Kiwi offers a full assortment of these exotic gems. Paul is smitten with the fun textures and colours of succulents - our selection of varieties, shapes and sizes keeps growing! Its easy to fall in love with succulents; their look is wonderful AND they are extremely forgiving plants to live with. Sometimes mistaken as cacti, these tender plants do thrive on neglect but they are a lot more friendly than their prickly cousins. You can grow them individually in small pots, buy a gorgeous planter already filled with succulents, or have fun grouping your own selections together at home. They can live indoors all the time, or outdoors for the summer.



Succulents really are low maintenance. Sturdy and resourceful, their only enemy is too much water. As a general guide: pots are watered well, and then are left to go very dry. When growing, water small pots once every 2-3 weeks, larger planters every 3-4 weeks. When in doubt, don’t water.


Pots can be held over a sink so the water can drain through a few times, or they can be left sitting in water for 30 minutes to soak them well. They don’t like being sprayed with a mister.


A pot with a drainage hole in the bottom is ideal. Succulents are also happy in containers with no drainage, but be careful to not overwater - the water has nowhere to go. Make sure the pot is very full of plants; the pot will require less water when there are lots of roots and not much soil. Succulents like being root bound.


Less light = less water. Winter is a time of slower growth and watering slows down too: once a month for small pots, planters every 6-8weeks. No worries when you go on vacation!


The brighter the better! Succulents do not need direct sunlight - a bright room is fine. There are plants to suit your darker rooms too, as some succulents tolerate little light. Here are some suggestions: 
All varieties of Aloe, Pentagona (Hawarthia), Gasteria, and Senecio (String of Pearls), and most varieties of Crassula (Jade plant). Hawathia and Gasteria are the champs for next to no light.
Next to no light: Hawarthia 'Pentagona', Gasteria
Low light: Aloe, most varieties of Crassula (Jade plant), Hawarthia, Senecio (String of Pearls)
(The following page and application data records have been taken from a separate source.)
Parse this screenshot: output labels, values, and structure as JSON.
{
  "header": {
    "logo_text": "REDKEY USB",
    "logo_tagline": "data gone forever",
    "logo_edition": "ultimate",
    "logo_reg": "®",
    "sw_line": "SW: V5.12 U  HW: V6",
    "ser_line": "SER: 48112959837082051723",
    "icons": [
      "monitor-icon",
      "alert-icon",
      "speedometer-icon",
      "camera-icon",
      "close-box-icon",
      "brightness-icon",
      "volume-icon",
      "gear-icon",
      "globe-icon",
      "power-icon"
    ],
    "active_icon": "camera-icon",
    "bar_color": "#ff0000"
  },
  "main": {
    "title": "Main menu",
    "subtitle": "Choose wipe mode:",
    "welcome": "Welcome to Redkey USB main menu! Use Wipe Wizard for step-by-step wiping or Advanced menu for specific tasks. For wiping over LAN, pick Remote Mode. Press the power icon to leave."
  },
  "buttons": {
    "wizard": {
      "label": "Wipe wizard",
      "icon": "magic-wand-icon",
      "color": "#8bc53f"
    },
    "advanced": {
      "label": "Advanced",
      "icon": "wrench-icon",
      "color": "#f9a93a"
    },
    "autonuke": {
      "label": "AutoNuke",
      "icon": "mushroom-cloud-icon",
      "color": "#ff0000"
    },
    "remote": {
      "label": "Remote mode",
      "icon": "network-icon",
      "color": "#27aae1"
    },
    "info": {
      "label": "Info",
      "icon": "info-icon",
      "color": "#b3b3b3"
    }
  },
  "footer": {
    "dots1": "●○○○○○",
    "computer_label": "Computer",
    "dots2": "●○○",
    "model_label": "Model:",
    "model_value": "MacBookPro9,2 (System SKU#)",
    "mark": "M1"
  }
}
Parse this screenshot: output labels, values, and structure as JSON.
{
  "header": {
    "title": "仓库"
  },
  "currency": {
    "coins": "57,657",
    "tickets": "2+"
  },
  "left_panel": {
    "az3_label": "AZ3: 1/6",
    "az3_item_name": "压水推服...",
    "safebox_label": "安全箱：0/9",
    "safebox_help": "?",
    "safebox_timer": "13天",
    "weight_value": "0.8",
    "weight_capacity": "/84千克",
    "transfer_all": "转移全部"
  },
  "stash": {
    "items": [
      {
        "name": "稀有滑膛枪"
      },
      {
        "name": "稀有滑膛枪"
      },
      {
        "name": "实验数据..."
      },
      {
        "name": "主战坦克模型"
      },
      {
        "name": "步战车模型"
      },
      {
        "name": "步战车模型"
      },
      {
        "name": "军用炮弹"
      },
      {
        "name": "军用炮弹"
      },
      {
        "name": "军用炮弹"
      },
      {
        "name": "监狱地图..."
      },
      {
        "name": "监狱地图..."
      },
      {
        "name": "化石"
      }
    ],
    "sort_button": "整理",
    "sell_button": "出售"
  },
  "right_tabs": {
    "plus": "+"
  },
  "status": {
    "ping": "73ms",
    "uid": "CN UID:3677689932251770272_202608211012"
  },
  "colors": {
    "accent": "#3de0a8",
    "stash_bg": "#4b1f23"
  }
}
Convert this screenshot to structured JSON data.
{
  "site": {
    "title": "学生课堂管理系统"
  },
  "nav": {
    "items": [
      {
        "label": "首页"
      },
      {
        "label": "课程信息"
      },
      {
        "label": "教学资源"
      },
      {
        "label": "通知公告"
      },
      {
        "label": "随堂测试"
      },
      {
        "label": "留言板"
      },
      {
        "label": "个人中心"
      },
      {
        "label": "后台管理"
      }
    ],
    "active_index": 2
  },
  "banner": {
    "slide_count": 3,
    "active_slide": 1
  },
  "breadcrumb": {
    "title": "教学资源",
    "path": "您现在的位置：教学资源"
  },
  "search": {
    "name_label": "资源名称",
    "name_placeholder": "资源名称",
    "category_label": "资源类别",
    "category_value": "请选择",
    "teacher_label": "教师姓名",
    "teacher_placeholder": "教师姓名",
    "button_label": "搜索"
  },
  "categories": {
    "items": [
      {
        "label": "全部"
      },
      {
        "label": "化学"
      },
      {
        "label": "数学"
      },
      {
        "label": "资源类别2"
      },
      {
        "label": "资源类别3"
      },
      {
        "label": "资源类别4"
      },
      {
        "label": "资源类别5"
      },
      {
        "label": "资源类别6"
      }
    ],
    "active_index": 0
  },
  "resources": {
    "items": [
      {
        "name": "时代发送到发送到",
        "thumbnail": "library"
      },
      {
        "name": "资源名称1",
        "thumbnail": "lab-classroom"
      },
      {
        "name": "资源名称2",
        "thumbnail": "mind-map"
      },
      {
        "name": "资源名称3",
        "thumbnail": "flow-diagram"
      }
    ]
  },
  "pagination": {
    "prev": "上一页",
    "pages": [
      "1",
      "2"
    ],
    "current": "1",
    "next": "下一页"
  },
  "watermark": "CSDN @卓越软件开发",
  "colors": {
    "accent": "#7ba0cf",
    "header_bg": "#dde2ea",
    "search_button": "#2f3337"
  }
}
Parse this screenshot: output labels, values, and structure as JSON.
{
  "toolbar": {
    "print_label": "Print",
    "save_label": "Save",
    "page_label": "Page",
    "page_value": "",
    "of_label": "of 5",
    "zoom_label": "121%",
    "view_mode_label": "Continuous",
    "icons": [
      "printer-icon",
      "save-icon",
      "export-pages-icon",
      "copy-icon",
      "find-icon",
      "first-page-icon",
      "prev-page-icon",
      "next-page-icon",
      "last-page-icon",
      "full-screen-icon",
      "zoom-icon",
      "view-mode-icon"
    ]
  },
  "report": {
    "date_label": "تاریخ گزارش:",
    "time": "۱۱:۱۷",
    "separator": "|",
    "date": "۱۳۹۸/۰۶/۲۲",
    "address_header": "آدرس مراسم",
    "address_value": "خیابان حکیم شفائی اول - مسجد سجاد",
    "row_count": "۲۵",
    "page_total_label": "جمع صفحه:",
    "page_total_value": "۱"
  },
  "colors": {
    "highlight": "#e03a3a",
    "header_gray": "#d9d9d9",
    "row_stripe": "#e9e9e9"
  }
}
Succulents will fill their pots and once they do, their growth will slow down so it is not necessary to repot. If you do want the plant to grow larger, increase the pot size gradually, by no more than 50%. Repotting is best done in the spring, with an indoor potting soil like “Pro-mix”. Adding extra perlite is good, and Cactus mix works well too. If you want them to grow, give succulents more water and fertilize during the growing season, April to September.


Succulents are desert plants. They don’t mind extreme heat and cold (above 5 degrees Celsius). Unlike tropicals, they don’t mind being right next to a cold window.



Can succulents live outdoors?
Yes, in the summer planters can go outside June-September. You will need to bring the planters inside for the winter, either in your bright living space or in a place to go dormant (sleep for the winter). Because they have gotten used to sunshine outside, a windowsill or under fluorescent lights is best, where they will continue to slowly grow. Some people choose to treat them like annuals, don’t store them, and mix it up each new year with new plants.

Can succulents be put directly into my garden outside?
Normally not, but larger specimens (more than 15cm) will do fine, planted in full sun with well drained soil.

My deck is super hot and sunny. What do you recommend?
Most will be very happy. A few exceptions require more water: String of Pearls and Jelly Beans.

Where is the best place to store my dormant succulents?
Even with no light, succulents can survive at 5°C for several months, and will go dormant if kept dry. This allows them to be stored all winter long in a heated garage, cold storage, or basement. It must be a very, very dry cool spot, and not warmer than 10 degrees if there is no light. Again, the key is DRY.

Will a succulent like my office space?
Yes! Succulents thrive under fluorescent lights. No windows, no problem! They also don’t mind the forced circulated air. Succulents don’t mind if you go away on holidays because they don’t need much water…simply encourage those over helpful co-workers to ignore your plants too!

What do I do if they are growing too much?
In the winter if they are stretching, or getting ‘leggy’, that means they are asking for less water. Less light = less water. Some varieties of succulents can be trimmed; cut them back at the base and they will slowly branch and form a very compact plant.

What if I want them to stay small?
The beauty is they fill their pots and slow their own growth. Keeping them very dry also encourages them to stay small and compact.

Why does my big plant need less water?
Contrary to most plants, once they are larger and more root bound, the less water they require.

What do I do with the flowers?
Succulents send out some very strange flowers sometimes! No worries, if you don’t like them, its ok to cut them off at the base of the stem.